(Data for this exercise Opens)

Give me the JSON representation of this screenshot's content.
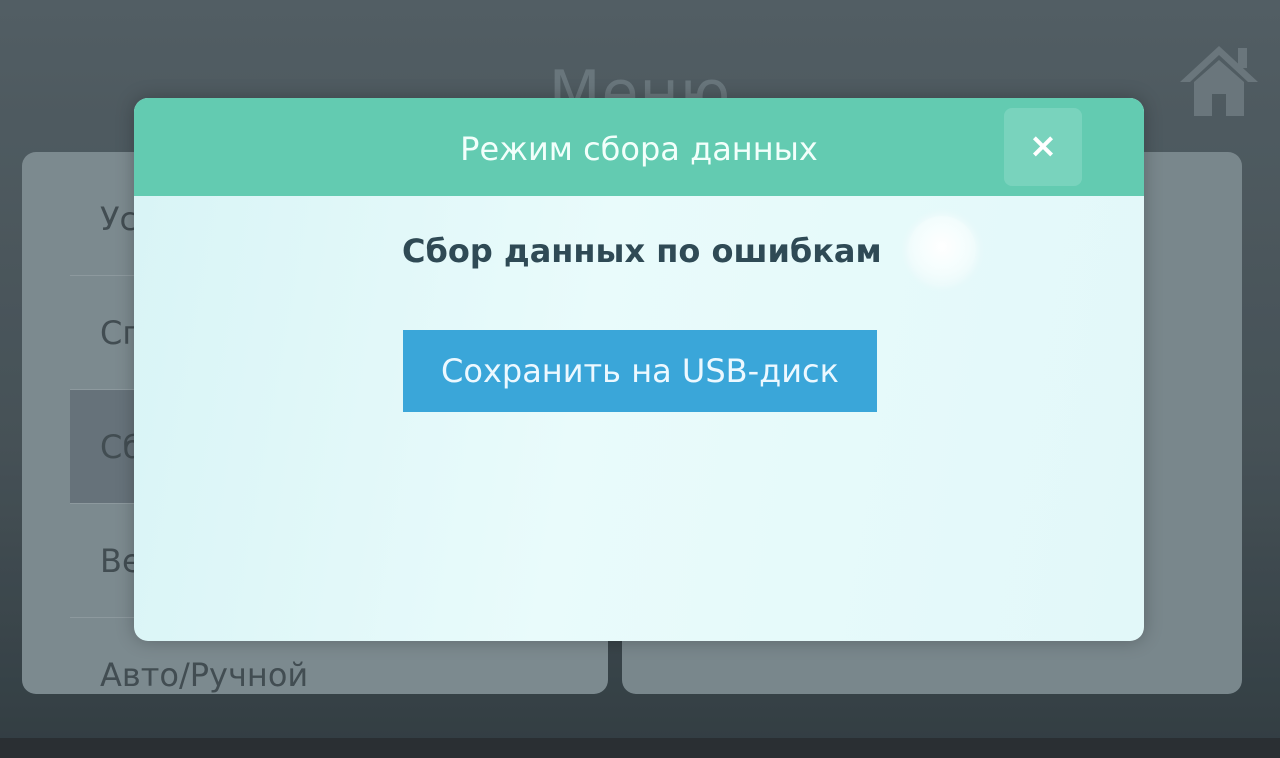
{
  "background": {
    "title": "Меню",
    "home_icon": "home-icon",
    "menu_items": [
      {
        "label": "Ус"
      },
      {
        "label": "Сп"
      },
      {
        "label": "Сб"
      },
      {
        "label": "Ве"
      },
      {
        "label": "Авто/Ручной"
      }
    ],
    "selected_index": 2
  },
  "dialog": {
    "title": "Режим сбора данных",
    "close_icon": "close-icon",
    "close_glyph": "×",
    "option_label": "Сбор данных по ошибкам",
    "toggle_state": "off",
    "usb_button_label": "Сохранить на USB-диск"
  },
  "colors": {
    "dialog_header": "#63cbb1",
    "button_primary": "#3aa6d9",
    "dialog_background": "#e2f8f9"
  }
}
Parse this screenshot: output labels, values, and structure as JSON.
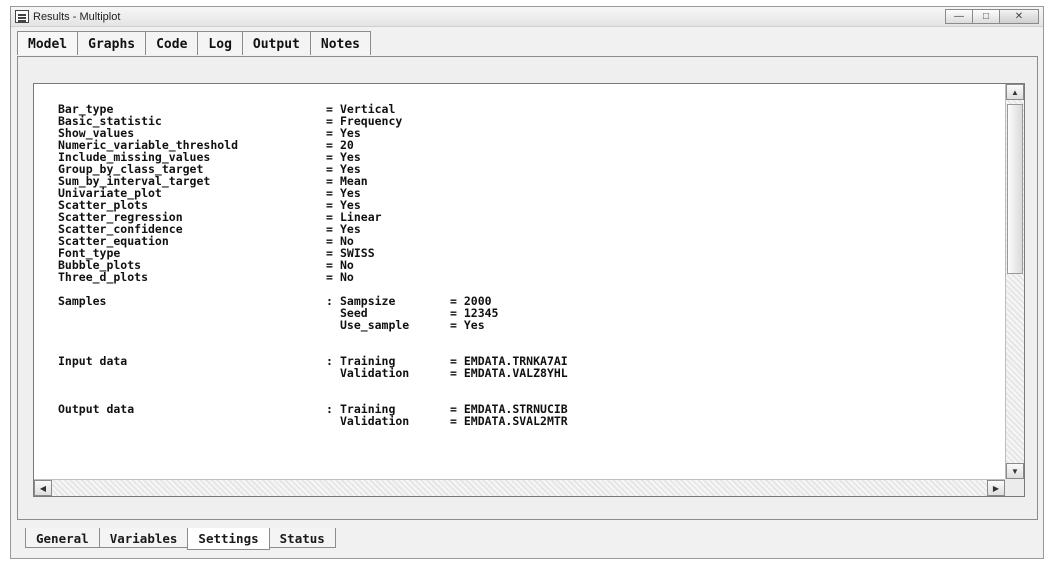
{
  "window": {
    "title": "Results - Multiplot"
  },
  "top_tabs": [
    "Model",
    "Graphs",
    "Code",
    "Log",
    "Output",
    "Notes"
  ],
  "settings": [
    {
      "key": "Bar_type",
      "value": "Vertical"
    },
    {
      "key": "Basic_statistic",
      "value": "Frequency"
    },
    {
      "key": "Show_values",
      "value": "Yes"
    },
    {
      "key": "Numeric_variable_threshold",
      "value": "20"
    },
    {
      "key": "Include_missing_values",
      "value": "Yes"
    },
    {
      "key": "Group_by_class_target",
      "value": "Yes"
    },
    {
      "key": "Sum_by_interval_target",
      "value": "Mean"
    },
    {
      "key": "Univariate_plot",
      "value": "Yes"
    },
    {
      "key": "Scatter_plots",
      "value": "Yes"
    },
    {
      "key": "Scatter_regression",
      "value": "Linear"
    },
    {
      "key": "Scatter_confidence",
      "value": "Yes"
    },
    {
      "key": "Scatter_equation",
      "value": "No"
    },
    {
      "key": "Font_type",
      "value": "SWISS"
    },
    {
      "key": "Bubble_plots",
      "value": "No"
    },
    {
      "key": "Three_d_plots",
      "value": "No"
    }
  ],
  "samples": {
    "label": "Samples",
    "items": [
      {
        "key": "Sampsize",
        "value": "2000"
      },
      {
        "key": "Seed",
        "value": "12345"
      },
      {
        "key": "Use_sample",
        "value": "Yes"
      }
    ]
  },
  "input_data": {
    "label": "Input data",
    "items": [
      {
        "key": "Training",
        "value": "EMDATA.TRNKA7AI"
      },
      {
        "key": "Validation",
        "value": "EMDATA.VALZ8YHL"
      }
    ]
  },
  "output_data": {
    "label": "Output data",
    "items": [
      {
        "key": "Training",
        "value": "EMDATA.STRNUCIB"
      },
      {
        "key": "Validation",
        "value": "EMDATA.SVAL2MTR"
      }
    ]
  },
  "bottom_tabs": [
    "General",
    "Variables",
    "Settings",
    "Status"
  ],
  "active_bottom_tab": "Settings",
  "icons": {
    "window": "window-icon",
    "minimize": "minimize-icon",
    "maximize": "maximize-icon",
    "close": "close-icon",
    "scroll_up": "arrow-up-icon",
    "scroll_down": "arrow-down-icon",
    "scroll_left": "arrow-left-icon",
    "scroll_right": "arrow-right-icon"
  }
}
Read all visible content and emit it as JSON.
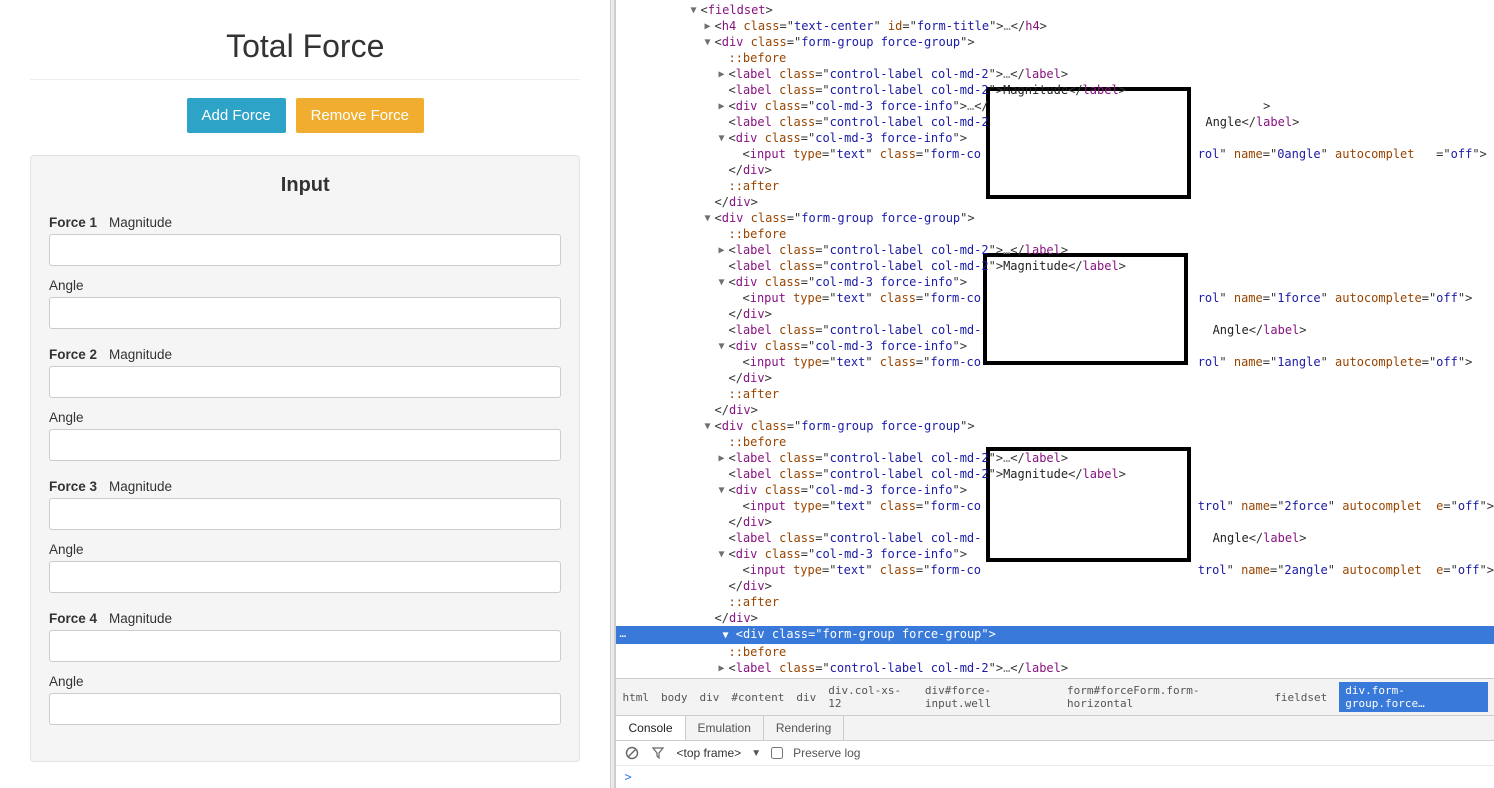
{
  "page": {
    "title": "Total Force",
    "add_button": "Add Force",
    "remove_button": "Remove Force",
    "input_heading": "Input"
  },
  "forces": [
    {
      "name": "Force 1",
      "mag_label": "Magnitude",
      "angle_label": "Angle"
    },
    {
      "name": "Force 2",
      "mag_label": "Magnitude",
      "angle_label": "Angle"
    },
    {
      "name": "Force 3",
      "mag_label": "Magnitude",
      "angle_label": "Angle"
    },
    {
      "name": "Force 4",
      "mag_label": "Magnitude",
      "angle_label": "Angle"
    }
  ],
  "devtools": {
    "tokens": {
      "fieldset": "fieldset",
      "h4": "h4",
      "div": "div",
      "label": "label",
      "input": "input",
      "close_h4": "h4",
      "close_div": "div",
      "close_label": "label",
      "class": "class",
      "id": "id",
      "type": "type",
      "name": "name",
      "autocomplete": "autocomplete",
      "before": "::before",
      "after": "::after",
      "text_center": "text-center",
      "form_title": "form-title",
      "form_group": "form-group force-group",
      "control_label": "control-label col-md-2",
      "col_md3": "col-md-3 force-info",
      "text": "text",
      "form_control": "form-control",
      "form_co_trunc": "form-co",
      "col_md_trunc": "control-label col-md-",
      "autocomplet_trunc": "autocomplet",
      "off": "off",
      "magnitude": "Magnitude",
      "angle": "Angle",
      "n0angle": "0angle",
      "n1force": "1force",
      "n1angle": "1angle",
      "n2force": "2force",
      "n2angle": "2angle",
      "rol": "rol",
      "trol": "trol",
      "two": "2",
      "e_eq": "e"
    },
    "crumbs": [
      "html",
      "body",
      "div",
      "#content",
      "div",
      "div.col-xs-12",
      "div#force-input.well",
      "form#forceForm.form-horizontal",
      "fieldset",
      "div.form-group.force…"
    ],
    "tabs": [
      "Console",
      "Emulation",
      "Rendering"
    ],
    "console": {
      "frame": "<top frame>",
      "preserve": "Preserve log",
      "prompt": ">"
    }
  }
}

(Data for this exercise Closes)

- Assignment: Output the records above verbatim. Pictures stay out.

- Response box:
Give me the JSON representation of this screenshot's content.
{
  "background": {
    "title": "Меню",
    "home_icon": "home-icon",
    "menu_items": [
      {
        "label": "Ус"
      },
      {
        "label": "Сп"
      },
      {
        "label": "Сб"
      },
      {
        "label": "Ве"
      },
      {
        "label": "Авто/Ручной"
      }
    ],
    "selected_index": 2
  },
  "dialog": {
    "title": "Режим сбора данных",
    "close_icon": "close-icon",
    "close_glyph": "×",
    "option_label": "Сбор данных по ошибкам",
    "toggle_state": "off",
    "usb_button_label": "Сохранить на USB-диск"
  },
  "colors": {
    "dialog_header": "#63cbb1",
    "button_primary": "#3aa6d9",
    "dialog_background": "#e2f8f9"
  }
}
Parse this screenshot: output labels, values, and structure as JSON.
{
  "window": {
    "title": "Results - Multiplot"
  },
  "top_tabs": [
    "Model",
    "Graphs",
    "Code",
    "Log",
    "Output",
    "Notes"
  ],
  "settings": [
    {
      "key": "Bar_type",
      "value": "Vertical"
    },
    {
      "key": "Basic_statistic",
      "value": "Frequency"
    },
    {
      "key": "Show_values",
      "value": "Yes"
    },
    {
      "key": "Numeric_variable_threshold",
      "value": "20"
    },
    {
      "key": "Include_missing_values",
      "value": "Yes"
    },
    {
      "key": "Group_by_class_target",
      "value": "Yes"
    },
    {
      "key": "Sum_by_interval_target",
      "value": "Mean"
    },
    {
      "key": "Univariate_plot",
      "value": "Yes"
    },
    {
      "key": "Scatter_plots",
      "value": "Yes"
    },
    {
      "key": "Scatter_regression",
      "value": "Linear"
    },
    {
      "key": "Scatter_confidence",
      "value": "Yes"
    },
    {
      "key": "Scatter_equation",
      "value": "No"
    },
    {
      "key": "Font_type",
      "value": "SWISS"
    },
    {
      "key": "Bubble_plots",
      "value": "No"
    },
    {
      "key": "Three_d_plots",
      "value": "No"
    }
  ],
  "samples": {
    "label": "Samples",
    "items": [
      {
        "key": "Sampsize",
        "value": "2000"
      },
      {
        "key": "Seed",
        "value": "12345"
      },
      {
        "key": "Use_sample",
        "value": "Yes"
      }
    ]
  },
  "input_data": {
    "label": "Input data",
    "items": [
      {
        "key": "Training",
        "value": "EMDATA.TRNKA7AI"
      },
      {
        "key": "Validation",
        "value": "EMDATA.VALZ8YHL"
      }
    ]
  },
  "output_data": {
    "label": "Output data",
    "items": [
      {
        "key": "Training",
        "value": "EMDATA.STRNUCIB"
      },
      {
        "key": "Validation",
        "value": "EMDATA.SVAL2MTR"
      }
    ]
  },
  "bottom_tabs": [
    "General",
    "Variables",
    "Settings",
    "Status"
  ],
  "active_bottom_tab": "Settings",
  "icons": {
    "window": "window-icon",
    "minimize": "minimize-icon",
    "maximize": "maximize-icon",
    "close": "close-icon",
    "scroll_up": "arrow-up-icon",
    "scroll_down": "arrow-down-icon",
    "scroll_left": "arrow-left-icon",
    "scroll_right": "arrow-right-icon"
  }
}
Read all visible content and emit it as JSON.
{
  "page": {
    "title": "Total Force",
    "add_button": "Add Force",
    "remove_button": "Remove Force",
    "input_heading": "Input"
  },
  "forces": [
    {
      "name": "Force 1",
      "mag_label": "Magnitude",
      "angle_label": "Angle"
    },
    {
      "name": "Force 2",
      "mag_label": "Magnitude",
      "angle_label": "Angle"
    },
    {
      "name": "Force 3",
      "mag_label": "Magnitude",
      "angle_label": "Angle"
    },
    {
      "name": "Force 4",
      "mag_label": "Magnitude",
      "angle_label": "Angle"
    }
  ],
  "devtools": {
    "tokens": {
      "fieldset": "fieldset",
      "h4": "h4",
      "div": "div",
      "label": "label",
      "input": "input",
      "close_h4": "h4",
      "close_div": "div",
      "close_label": "label",
      "class": "class",
      "id": "id",
      "type": "type",
      "name": "name",
      "autocomplete": "autocomplete",
      "before": "::before",
      "after": "::after",
      "text_center": "text-center",
      "form_title": "form-title",
      "form_group": "form-group force-group",
      "control_label": "control-label col-md-2",
      "col_md3": "col-md-3 force-info",
      "text": "text",
      "form_control": "form-control",
      "form_co_trunc": "form-co",
      "col_md_trunc": "control-label col-md-",
      "autocomplet_trunc": "autocomplet",
      "off": "off",
      "magnitude": "Magnitude",
      "angle": "Angle",
      "n0angle": "0angle",
      "n1force": "1force",
      "n1angle": "1angle",
      "n2force": "2force",
      "n2angle": "2angle",
      "rol": "rol",
      "trol": "trol",
      "two": "2",
      "e_eq": "e"
    },
    "crumbs": [
      "html",
      "body",
      "div",
      "#content",
      "div",
      "div.col-xs-12",
      "div#force-input.well",
      "form#forceForm.form-horizontal",
      "fieldset",
      "div.form-group.force…"
    ],
    "tabs": [
      "Console",
      "Emulation",
      "Rendering"
    ],
    "console": {
      "frame": "<top frame>",
      "preserve": "Preserve log",
      "prompt": ">"
    }
  }
}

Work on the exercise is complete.